### PROBLEM STATEMENT:
Line count for the string "value": give the number of lines in the data below that contain it, and nothing more.

Segment Start: DATASET EXTRACT

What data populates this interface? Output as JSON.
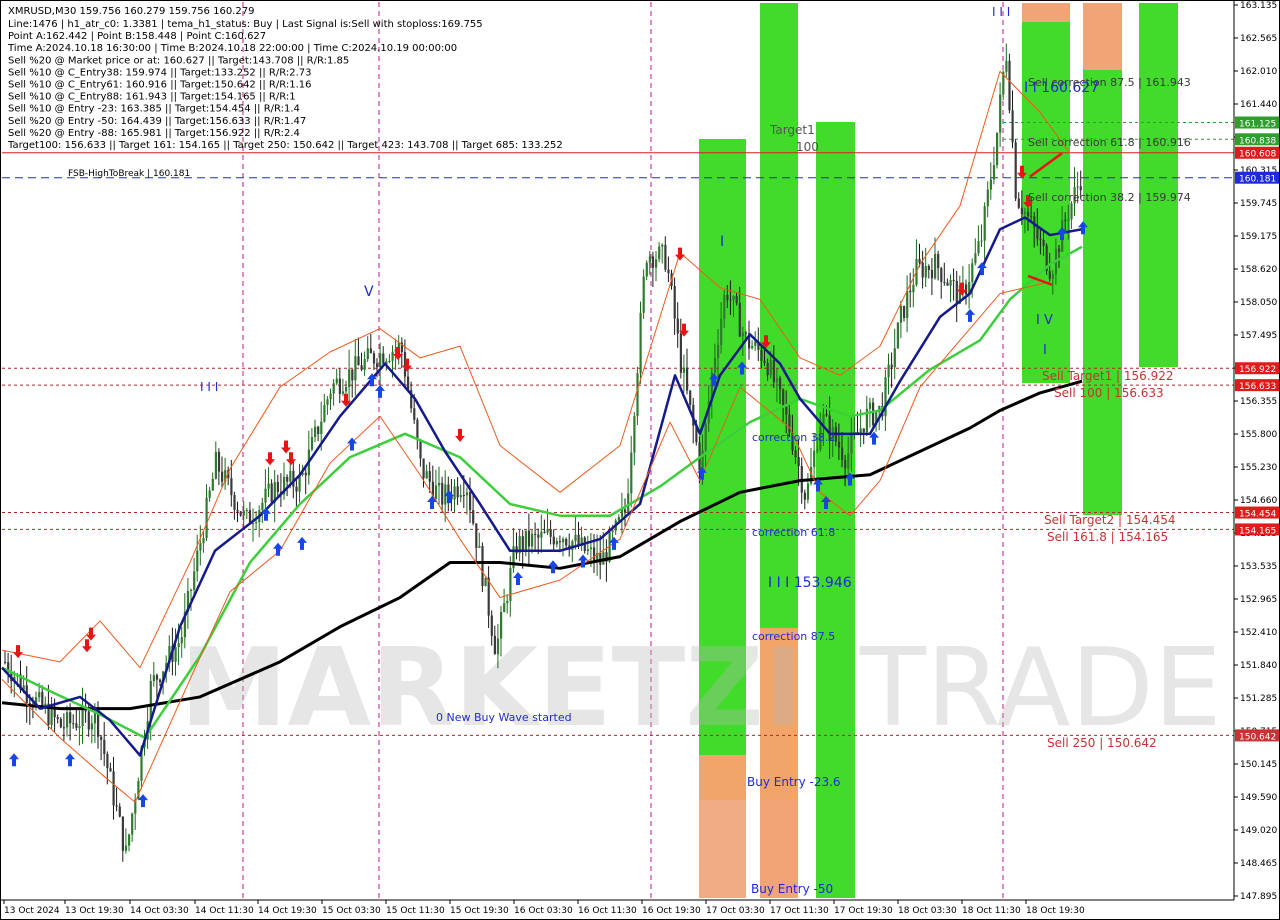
{
  "chart_data": {
    "type": "candlestick",
    "symbol_header": "XMRUSD,M30  159.756 160.279 159.756 160.279",
    "info_lines": [
      "Line:1476 | h1_atr_c0: 1.3381 | tema_h1_status: Buy | Last Signal is:Sell with stoploss:169.755",
      "Point A:162.442 | Point B:158.448 | Point C:160.627",
      "Time A:2024.10.18 16:30:00 | Time B:2024.10.18 22:00:00 | Time C:2024.10.19 00:00:00",
      "Sell %20 @ Market price or at: 160.627 || Target:143.708 || R/R:1.85",
      "Sell %10 @ C_Entry38: 159.974 || Target:133.252 || R/R:2.73",
      "Sell %10 @ C_Entry61: 160.916 || Target:150.642 || R/R:1.16",
      "Sell %10 @ C_Entry88: 161.943 || Target:154.165 || R/R:1",
      "Sell %10 @ Entry -23: 163.385 || Target:154.454 || R/R:1.4",
      "Sell %20 @ Entry -50: 164.439 || Target:156.633 || R/R:1.47",
      "Sell %20 @ Entry -88: 165.981 || Target:156.922 || R/R:2.4",
      "Target100: 156.633 || Target 161: 154.165 || Target 250: 150.642 || Target 423: 143.708 || Target 685: 133.252"
    ],
    "y_ticks": [
      "163.135",
      "162.565",
      "162.010",
      "161.440",
      "160.870",
      "160.315",
      "159.745",
      "159.175",
      "158.620",
      "158.050",
      "157.495",
      "156.925",
      "156.355",
      "155.800",
      "155.230",
      "154.660",
      "154.105",
      "153.535",
      "152.965",
      "152.410",
      "151.840",
      "151.285",
      "150.715",
      "150.145",
      "149.590",
      "149.020",
      "148.465",
      "147.895"
    ],
    "ylim": [
      147.895,
      163.135
    ],
    "x_ticks": [
      "13 Oct 2024",
      "13 Oct 19:30",
      "14 Oct 03:30",
      "14 Oct 11:30",
      "14 Oct 19:30",
      "15 Oct 03:30",
      "15 Oct 11:30",
      "15 Oct 19:30",
      "16 Oct 03:30",
      "16 Oct 11:30",
      "16 Oct 19:30",
      "17 Oct 03:30",
      "17 Oct 11:30",
      "17 Oct 19:30",
      "18 Oct 03:30",
      "18 Oct 11:30",
      "18 Oct 19:30"
    ],
    "price_labels": [
      {
        "text": "161.125",
        "value": 161.125,
        "color": "#2e9e2e"
      },
      {
        "text": "160.838",
        "value": 160.838,
        "color": "#2e9e2e"
      },
      {
        "text": "160.608",
        "value": 160.608,
        "color": "#e11b1b"
      },
      {
        "text": "160.181",
        "value": 160.181,
        "color": "#1f2ad8"
      },
      {
        "text": "156.922",
        "value": 156.922,
        "color": "#e11b1b"
      },
      {
        "text": "156.633",
        "value": 156.633,
        "color": "#e11b1b"
      },
      {
        "text": "154.454",
        "value": 154.454,
        "color": "#e11b1b"
      },
      {
        "text": "154.165",
        "value": 154.165,
        "color": "#e11b1b"
      },
      {
        "text": "150.642",
        "value": 150.642,
        "color": "#c83232"
      }
    ],
    "level_texts": {
      "fsb": "FSB-HighToBreak | 160.181",
      "corr875": "Sell correction 87.5 | 161.943",
      "corr618": "Sell correction 61.8 | 160.916",
      "corr382": "Sell correction 38.2 | 159.974",
      "target1": "Sell Target1 | 156.922",
      "sell100": "Sell 100 | 156.633",
      "target2": "Sell Target2 | 154.454",
      "sell1618": "Sell 161.8 | 154.165",
      "sell250": "Sell 250 | 150.642"
    },
    "annotations": {
      "wave_iii_label": "I I I",
      "wave_v": "V",
      "wave_i": "I",
      "wave_iv": "I V",
      "wave_b": "I",
      "wave_top": "I I I",
      "point_c_label": "I I 160.627",
      "wave_mid_label": "I I I 153.946",
      "target1_top": "Target1",
      "target1_100": "100",
      "corr38": "correction 38.2",
      "corr618": "correction 61.8",
      "corr875": "correction 87.5",
      "buy_entry_23": "Buy Entry -23.6",
      "buy_entry_50": "Buy Entry -50",
      "new_buy_wave": "0 New Buy Wave started",
      "watermark": "MARKETZI",
      "watermark2": "TRADE"
    },
    "colors": {
      "green_zone": "#37d91f",
      "orange_zone": "#f0a060",
      "bull_body": "#1d6b1d",
      "bear_body": "#1a1a1a",
      "ma_blue": "#141a8c",
      "ma_green": "#3ccf3c",
      "ma_black": "#000000",
      "red_dashed": "#b4262d",
      "blue_dashed": "#1f2ad8",
      "buy_arrow": "#1646e6",
      "sell_arrow": "#e81414",
      "vertical_magenta": "#c0188c"
    }
  }
}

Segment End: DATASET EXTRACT

### RESULT OF THIS EXERCISE:
9